## Instructions for the task
Can the data below be echoed back word for word?

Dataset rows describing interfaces
+ + + + + + +
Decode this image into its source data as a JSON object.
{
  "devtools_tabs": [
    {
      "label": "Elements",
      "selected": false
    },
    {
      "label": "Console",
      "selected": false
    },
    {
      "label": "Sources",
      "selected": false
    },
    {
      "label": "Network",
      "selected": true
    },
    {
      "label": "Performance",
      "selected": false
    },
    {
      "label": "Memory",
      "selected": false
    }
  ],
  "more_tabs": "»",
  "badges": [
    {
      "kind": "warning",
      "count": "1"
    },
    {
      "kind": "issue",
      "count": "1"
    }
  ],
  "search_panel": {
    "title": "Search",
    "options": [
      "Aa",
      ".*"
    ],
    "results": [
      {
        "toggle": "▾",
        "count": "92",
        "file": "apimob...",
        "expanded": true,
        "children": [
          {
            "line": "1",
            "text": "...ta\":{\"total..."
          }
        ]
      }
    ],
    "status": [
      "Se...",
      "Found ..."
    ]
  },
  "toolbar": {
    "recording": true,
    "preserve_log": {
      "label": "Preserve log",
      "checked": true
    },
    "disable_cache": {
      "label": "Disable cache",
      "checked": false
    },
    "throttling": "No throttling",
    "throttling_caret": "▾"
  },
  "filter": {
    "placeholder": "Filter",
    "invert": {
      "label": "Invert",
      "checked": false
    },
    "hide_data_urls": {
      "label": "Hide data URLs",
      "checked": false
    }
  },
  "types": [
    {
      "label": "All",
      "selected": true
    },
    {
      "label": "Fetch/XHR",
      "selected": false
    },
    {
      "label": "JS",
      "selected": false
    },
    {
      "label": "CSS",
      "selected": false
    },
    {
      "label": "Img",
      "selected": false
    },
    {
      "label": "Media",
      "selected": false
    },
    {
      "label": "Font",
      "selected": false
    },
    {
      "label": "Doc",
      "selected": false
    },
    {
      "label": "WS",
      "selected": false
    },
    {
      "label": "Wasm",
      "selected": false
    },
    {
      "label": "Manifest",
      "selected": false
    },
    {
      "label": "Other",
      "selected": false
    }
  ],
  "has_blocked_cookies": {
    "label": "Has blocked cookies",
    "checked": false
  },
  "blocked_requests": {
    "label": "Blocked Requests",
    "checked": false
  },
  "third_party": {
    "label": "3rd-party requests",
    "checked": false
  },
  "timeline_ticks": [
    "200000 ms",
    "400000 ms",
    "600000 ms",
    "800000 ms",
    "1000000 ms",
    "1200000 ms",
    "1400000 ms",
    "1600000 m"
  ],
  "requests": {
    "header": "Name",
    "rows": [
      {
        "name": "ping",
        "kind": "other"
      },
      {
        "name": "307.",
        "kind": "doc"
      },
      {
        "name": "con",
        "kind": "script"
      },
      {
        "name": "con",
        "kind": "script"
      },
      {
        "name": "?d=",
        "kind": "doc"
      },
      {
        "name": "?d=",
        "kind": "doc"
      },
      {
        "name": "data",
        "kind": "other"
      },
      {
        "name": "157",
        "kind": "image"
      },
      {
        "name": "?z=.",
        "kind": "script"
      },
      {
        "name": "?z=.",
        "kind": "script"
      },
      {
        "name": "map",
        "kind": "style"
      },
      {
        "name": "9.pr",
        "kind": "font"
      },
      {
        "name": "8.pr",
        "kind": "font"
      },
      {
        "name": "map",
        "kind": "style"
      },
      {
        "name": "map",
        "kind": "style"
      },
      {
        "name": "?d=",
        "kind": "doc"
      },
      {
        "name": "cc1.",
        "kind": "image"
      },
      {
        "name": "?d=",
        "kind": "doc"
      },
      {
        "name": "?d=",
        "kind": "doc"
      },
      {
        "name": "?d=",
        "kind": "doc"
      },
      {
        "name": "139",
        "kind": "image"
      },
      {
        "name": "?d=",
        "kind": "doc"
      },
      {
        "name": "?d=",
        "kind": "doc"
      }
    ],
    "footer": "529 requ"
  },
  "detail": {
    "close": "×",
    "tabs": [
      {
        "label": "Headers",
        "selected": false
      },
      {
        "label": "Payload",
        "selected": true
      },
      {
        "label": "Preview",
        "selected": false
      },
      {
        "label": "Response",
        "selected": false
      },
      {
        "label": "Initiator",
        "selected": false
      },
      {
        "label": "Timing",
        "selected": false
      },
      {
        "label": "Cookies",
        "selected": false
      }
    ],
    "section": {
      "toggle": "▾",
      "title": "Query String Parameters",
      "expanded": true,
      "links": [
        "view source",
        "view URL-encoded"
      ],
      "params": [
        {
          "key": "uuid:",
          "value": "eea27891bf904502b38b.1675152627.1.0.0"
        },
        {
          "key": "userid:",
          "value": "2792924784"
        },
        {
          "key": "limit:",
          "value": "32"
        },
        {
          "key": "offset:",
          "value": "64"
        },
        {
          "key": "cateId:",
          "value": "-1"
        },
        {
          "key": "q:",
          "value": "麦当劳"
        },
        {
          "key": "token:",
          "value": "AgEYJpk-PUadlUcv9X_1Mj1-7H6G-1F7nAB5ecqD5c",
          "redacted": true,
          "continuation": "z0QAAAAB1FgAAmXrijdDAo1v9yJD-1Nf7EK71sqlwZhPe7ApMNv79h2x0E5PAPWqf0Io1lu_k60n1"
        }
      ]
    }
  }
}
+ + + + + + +
## Exercise answer
Decode this image into its source data as a JSON object.
{
  "devtools_tabs": [
    {
      "label": "Elements",
      "selected": false
    },
    {
      "label": "Console",
      "selected": false
    },
    {
      "label": "Sources",
      "selected": false
    },
    {
      "label": "Network",
      "selected": true
    },
    {
      "label": "Performance",
      "selected": false
    },
    {
      "label": "Memory",
      "selected": false
    }
  ],
  "more_tabs": "»",
  "badges": [
    {
      "kind": "warning",
      "count": "1"
    },
    {
      "kind": "issue",
      "count": "1"
    }
  ],
  "search_panel": {
    "title": "Search",
    "options": [
      "Aa",
      ".*"
    ],
    "results": [
      {
        "toggle": "▾",
        "count": "92",
        "file": "apimob...",
        "expanded": true,
        "children": [
          {
            "line": "1",
            "text": "...ta\":{\"total..."
          }
        ]
      }
    ],
    "status": [
      "Se...",
      "Found ..."
    ]
  },
  "toolbar": {
    "recording": true,
    "preserve_log": {
      "label": "Preserve log",
      "checked": true
    },
    "disable_cache": {
      "label": "Disable cache",
      "checked": false
    },
    "throttling": "No throttling",
    "throttling_caret": "▾"
  },
  "filter": {
    "placeholder": "Filter",
    "invert": {
      "label": "Invert",
      "checked": false
    },
    "hide_data_urls": {
      "label": "Hide data URLs",
      "checked": false
    }
  },
  "types": [
    {
      "label": "All",
      "selected": true
    },
    {
      "label": "Fetch/XHR",
      "selected": false
    },
    {
      "label": "JS",
      "selected": false
    },
    {
      "label": "CSS",
      "selected": false
    },
    {
      "label": "Img",
      "selected": false
    },
    {
      "label": "Media",
      "selected": false
    },
    {
      "label": "Font",
      "selected": false
    },
    {
      "label": "Doc",
      "selected": false
    },
    {
      "label": "WS",
      "selected": false
    },
    {
      "label": "Wasm",
      "selected": false
    },
    {
      "label": "Manifest",
      "selected": false
    },
    {
      "label": "Other",
      "selected": false
    }
  ],
  "has_blocked_cookies": {
    "label": "Has blocked cookies",
    "checked": false
  },
  "blocked_requests": {
    "label": "Blocked Requests",
    "checked": false
  },
  "third_party": {
    "label": "3rd-party requests",
    "checked": false
  },
  "timeline_ticks": [
    "200000 ms",
    "400000 ms",
    "600000 ms",
    "800000 ms",
    "1000000 ms",
    "1200000 ms",
    "1400000 ms",
    "1600000 m"
  ],
  "requests": {
    "header": "Name",
    "rows": [
      {
        "name": "ping",
        "kind": "other"
      },
      {
        "name": "307.",
        "kind": "doc"
      },
      {
        "name": "con",
        "kind": "script"
      },
      {
        "name": "con",
        "kind": "script"
      },
      {
        "name": "?d=",
        "kind": "doc"
      },
      {
        "name": "?d=",
        "kind": "doc"
      },
      {
        "name": "data",
        "kind": "other"
      },
      {
        "name": "157",
        "kind": "image"
      },
      {
        "name": "?z=.",
        "kind": "script"
      },
      {
        "name": "?z=.",
        "kind": "script"
      },
      {
        "name": "map",
        "kind": "style"
      },
      {
        "name": "9.pr",
        "kind": "font"
      },
      {
        "name": "8.pr",
        "kind": "font"
      },
      {
        "name": "map",
        "kind": "style"
      },
      {
        "name": "map",
        "kind": "style"
      },
      {
        "name": "?d=",
        "kind": "doc"
      },
      {
        "name": "cc1.",
        "kind": "image"
      },
      {
        "name": "?d=",
        "kind": "doc"
      },
      {
        "name": "?d=",
        "kind": "doc"
      },
      {
        "name": "?d=",
        "kind": "doc"
      },
      {
        "name": "139",
        "kind": "image"
      },
      {
        "name": "?d=",
        "kind": "doc"
      },
      {
        "name": "?d=",
        "kind": "doc"
      }
    ],
    "footer": "529 requ"
  },
  "detail": {
    "close": "×",
    "tabs": [
      {
        "label": "Headers",
        "selected": false
      },
      {
        "label": "Payload",
        "selected": true
      },
      {
        "label": "Preview",
        "selected": false
      },
      {
        "label": "Response",
        "selected": false
      },
      {
        "label": "Initiator",
        "selected": false
      },
      {
        "label": "Timing",
        "selected": false
      },
      {
        "label": "Cookies",
        "selected": false
      }
    ],
    "section": {
      "toggle": "▾",
      "title": "Query String Parameters",
      "expanded": true,
      "links": [
        "view source",
        "view URL-encoded"
      ],
      "params": [
        {
          "key": "uuid:",
          "value": "eea27891bf904502b38b.1675152627.1.0.0"
        },
        {
          "key": "userid:",
          "value": "2792924784"
        },
        {
          "key": "limit:",
          "value": "32"
        },
        {
          "key": "offset:",
          "value": "64"
        },
        {
          "key": "cateId:",
          "value": "-1"
        },
        {
          "key": "q:",
          "value": "麦当劳"
        },
        {
          "key": "token:",
          "value": "AgEYJpk-PUadlUcv9X_1Mj1-7H6G-1F7nAB5ecqD5c",
          "redacted": true,
          "continuation": "z0QAAAAB1FgAAmXrijdDAo1v9yJD-1Nf7EK71sqlwZhPe7ApMNv79h2x0E5PAPWqf0Io1lu_k60n1"
        }
      ]
    }
  }
}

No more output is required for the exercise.